§ **Your task**: Below are some entries. Output each one exactly as it appears.

☆ ☆ ☆ ☆

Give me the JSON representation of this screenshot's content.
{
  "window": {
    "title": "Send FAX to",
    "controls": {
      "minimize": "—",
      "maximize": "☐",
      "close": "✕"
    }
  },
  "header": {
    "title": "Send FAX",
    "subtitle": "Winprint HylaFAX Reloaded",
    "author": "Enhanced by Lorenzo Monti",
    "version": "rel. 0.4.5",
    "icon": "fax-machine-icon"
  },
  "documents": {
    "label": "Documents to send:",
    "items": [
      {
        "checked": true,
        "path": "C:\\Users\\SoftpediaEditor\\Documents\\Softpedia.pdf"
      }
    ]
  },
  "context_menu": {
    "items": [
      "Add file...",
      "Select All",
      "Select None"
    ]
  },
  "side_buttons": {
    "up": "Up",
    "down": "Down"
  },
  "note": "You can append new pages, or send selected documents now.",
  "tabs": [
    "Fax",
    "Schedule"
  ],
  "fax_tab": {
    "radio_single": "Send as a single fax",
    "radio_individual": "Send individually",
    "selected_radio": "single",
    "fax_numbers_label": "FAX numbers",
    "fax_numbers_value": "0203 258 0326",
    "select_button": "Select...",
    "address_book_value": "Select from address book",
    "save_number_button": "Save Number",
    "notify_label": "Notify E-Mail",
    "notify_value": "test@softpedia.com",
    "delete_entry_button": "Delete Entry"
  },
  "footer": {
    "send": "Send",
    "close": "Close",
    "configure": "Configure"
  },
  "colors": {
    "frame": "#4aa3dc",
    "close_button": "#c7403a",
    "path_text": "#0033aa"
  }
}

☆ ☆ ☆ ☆

§ **Reply**:
Give me the JSON representation of this screenshot's content.
{
  "window": {
    "title": "Send FAX to",
    "controls": {
      "minimize": "—",
      "maximize": "☐",
      "close": "✕"
    }
  },
  "header": {
    "title": "Send FAX",
    "subtitle": "Winprint HylaFAX Reloaded",
    "author": "Enhanced by Lorenzo Monti",
    "version": "rel. 0.4.5",
    "icon": "fax-machine-icon"
  },
  "documents": {
    "label": "Documents to send:",
    "items": [
      {
        "checked": true,
        "path": "C:\\Users\\SoftpediaEditor\\Documents\\Softpedia.pdf"
      }
    ]
  },
  "context_menu": {
    "items": [
      "Add file...",
      "Select All",
      "Select None"
    ]
  },
  "side_buttons": {
    "up": "Up",
    "down": "Down"
  },
  "note": "You can append new pages, or send selected documents now.",
  "tabs": [
    "Fax",
    "Schedule"
  ],
  "fax_tab": {
    "radio_single": "Send as a single fax",
    "radio_individual": "Send individually",
    "selected_radio": "single",
    "fax_numbers_label": "FAX numbers",
    "fax_numbers_value": "0203 258 0326",
    "select_button": "Select...",
    "address_book_value": "Select from address book",
    "save_number_button": "Save Number",
    "notify_label": "Notify E-Mail",
    "notify_value": "test@softpedia.com",
    "delete_entry_button": "Delete Entry"
  },
  "footer": {
    "send": "Send",
    "close": "Close",
    "configure": "Configure"
  },
  "colors": {
    "frame": "#4aa3dc",
    "close_button": "#c7403a",
    "path_text": "#0033aa"
  }
}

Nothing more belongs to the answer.